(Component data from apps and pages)
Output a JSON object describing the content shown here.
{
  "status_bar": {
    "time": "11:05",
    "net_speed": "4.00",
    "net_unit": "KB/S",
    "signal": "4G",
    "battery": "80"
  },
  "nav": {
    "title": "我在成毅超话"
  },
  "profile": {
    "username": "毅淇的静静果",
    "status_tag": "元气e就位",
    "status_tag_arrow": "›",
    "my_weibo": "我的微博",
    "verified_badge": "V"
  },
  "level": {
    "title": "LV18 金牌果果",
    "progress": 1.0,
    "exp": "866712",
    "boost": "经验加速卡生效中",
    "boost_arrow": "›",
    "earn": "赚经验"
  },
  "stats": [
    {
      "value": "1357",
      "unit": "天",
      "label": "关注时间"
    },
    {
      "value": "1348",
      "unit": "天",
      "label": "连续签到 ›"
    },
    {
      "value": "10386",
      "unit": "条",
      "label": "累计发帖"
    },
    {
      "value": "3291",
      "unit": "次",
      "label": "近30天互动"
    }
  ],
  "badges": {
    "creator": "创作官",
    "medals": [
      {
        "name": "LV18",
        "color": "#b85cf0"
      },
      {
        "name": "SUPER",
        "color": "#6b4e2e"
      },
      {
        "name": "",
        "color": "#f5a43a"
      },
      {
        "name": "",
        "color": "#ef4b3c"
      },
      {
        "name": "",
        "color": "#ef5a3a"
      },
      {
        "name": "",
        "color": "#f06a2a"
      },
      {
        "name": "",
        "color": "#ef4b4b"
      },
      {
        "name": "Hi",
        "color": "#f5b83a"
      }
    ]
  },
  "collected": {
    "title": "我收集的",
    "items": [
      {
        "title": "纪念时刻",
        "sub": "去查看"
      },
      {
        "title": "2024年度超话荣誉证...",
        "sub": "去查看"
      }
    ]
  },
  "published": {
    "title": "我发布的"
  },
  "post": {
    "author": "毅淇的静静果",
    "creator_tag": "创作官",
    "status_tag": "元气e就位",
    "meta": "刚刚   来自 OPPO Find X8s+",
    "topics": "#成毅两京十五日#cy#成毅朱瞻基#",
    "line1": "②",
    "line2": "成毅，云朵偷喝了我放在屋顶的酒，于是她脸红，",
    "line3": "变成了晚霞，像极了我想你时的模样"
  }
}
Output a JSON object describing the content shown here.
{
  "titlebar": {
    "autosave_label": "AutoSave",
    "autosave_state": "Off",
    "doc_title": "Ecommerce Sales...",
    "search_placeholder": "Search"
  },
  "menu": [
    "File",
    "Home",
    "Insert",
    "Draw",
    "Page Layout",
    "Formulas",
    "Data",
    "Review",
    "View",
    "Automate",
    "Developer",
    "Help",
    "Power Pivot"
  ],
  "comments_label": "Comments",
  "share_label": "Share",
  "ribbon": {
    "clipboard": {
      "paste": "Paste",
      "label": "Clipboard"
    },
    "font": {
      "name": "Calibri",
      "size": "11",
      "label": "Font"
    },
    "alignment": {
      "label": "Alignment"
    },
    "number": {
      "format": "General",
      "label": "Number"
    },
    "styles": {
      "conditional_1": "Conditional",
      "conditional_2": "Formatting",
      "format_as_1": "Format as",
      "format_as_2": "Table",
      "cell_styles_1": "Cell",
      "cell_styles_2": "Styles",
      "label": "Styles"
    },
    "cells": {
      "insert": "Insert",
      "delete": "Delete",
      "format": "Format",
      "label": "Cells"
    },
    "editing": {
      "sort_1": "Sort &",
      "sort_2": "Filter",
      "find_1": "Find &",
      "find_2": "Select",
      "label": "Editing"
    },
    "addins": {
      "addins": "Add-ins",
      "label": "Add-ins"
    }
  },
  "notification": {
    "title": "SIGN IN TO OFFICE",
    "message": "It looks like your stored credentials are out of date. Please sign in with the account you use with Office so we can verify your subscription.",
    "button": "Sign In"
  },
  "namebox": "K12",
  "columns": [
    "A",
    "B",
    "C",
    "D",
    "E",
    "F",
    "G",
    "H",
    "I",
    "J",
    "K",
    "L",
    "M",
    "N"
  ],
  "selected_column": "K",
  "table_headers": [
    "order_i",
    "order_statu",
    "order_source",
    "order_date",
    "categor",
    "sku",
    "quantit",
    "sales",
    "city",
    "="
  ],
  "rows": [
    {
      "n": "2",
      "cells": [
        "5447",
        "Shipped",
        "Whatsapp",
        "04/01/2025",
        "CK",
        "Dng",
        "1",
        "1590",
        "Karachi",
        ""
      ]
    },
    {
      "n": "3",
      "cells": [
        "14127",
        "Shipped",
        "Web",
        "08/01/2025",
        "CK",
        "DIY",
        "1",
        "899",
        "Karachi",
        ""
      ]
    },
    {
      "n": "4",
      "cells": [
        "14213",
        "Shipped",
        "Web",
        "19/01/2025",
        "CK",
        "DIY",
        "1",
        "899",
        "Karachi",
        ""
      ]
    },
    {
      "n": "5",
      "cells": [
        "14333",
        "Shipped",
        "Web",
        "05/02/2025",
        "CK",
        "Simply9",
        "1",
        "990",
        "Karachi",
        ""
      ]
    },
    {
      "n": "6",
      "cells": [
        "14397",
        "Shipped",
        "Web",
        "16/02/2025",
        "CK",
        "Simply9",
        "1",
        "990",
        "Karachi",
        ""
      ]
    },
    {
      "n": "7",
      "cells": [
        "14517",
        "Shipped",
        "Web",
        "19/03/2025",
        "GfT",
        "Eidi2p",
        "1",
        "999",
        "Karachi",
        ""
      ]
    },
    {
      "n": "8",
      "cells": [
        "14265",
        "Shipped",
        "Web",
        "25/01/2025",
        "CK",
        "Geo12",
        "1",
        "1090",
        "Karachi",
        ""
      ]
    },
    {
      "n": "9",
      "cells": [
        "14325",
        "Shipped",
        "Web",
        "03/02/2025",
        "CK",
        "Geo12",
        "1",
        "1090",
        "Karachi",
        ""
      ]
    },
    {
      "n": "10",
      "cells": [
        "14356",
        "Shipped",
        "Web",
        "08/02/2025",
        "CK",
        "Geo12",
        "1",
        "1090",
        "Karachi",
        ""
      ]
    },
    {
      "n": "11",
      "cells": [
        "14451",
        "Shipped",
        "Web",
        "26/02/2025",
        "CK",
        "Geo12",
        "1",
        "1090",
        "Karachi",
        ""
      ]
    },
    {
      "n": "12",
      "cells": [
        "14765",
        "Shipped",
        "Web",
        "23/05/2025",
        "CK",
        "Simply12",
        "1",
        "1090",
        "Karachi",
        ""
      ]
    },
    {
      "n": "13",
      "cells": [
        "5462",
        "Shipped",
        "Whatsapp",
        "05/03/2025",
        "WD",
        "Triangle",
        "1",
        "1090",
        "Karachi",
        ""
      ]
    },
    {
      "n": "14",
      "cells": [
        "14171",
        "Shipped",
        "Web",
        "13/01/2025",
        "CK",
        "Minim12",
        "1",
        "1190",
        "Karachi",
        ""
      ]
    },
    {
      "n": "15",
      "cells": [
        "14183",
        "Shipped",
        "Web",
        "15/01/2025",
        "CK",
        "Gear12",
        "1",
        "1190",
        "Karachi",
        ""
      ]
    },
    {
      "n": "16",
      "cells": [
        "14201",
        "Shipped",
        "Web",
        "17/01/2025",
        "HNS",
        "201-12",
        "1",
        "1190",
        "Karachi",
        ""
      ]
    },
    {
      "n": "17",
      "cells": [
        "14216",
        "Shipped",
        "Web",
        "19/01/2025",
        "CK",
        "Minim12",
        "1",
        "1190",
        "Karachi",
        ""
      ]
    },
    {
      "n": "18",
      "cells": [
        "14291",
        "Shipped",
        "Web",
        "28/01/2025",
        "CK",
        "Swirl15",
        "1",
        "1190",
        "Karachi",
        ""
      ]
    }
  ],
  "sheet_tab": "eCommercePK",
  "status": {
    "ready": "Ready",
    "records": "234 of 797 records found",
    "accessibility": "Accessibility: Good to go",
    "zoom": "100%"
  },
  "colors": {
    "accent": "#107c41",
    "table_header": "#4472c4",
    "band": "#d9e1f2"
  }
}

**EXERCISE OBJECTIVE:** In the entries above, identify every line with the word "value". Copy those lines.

**ANSWER FOR THE TASK:**
      "value": "1357",
      "value": "1348",
      "value": "10386",
      "value": "3291",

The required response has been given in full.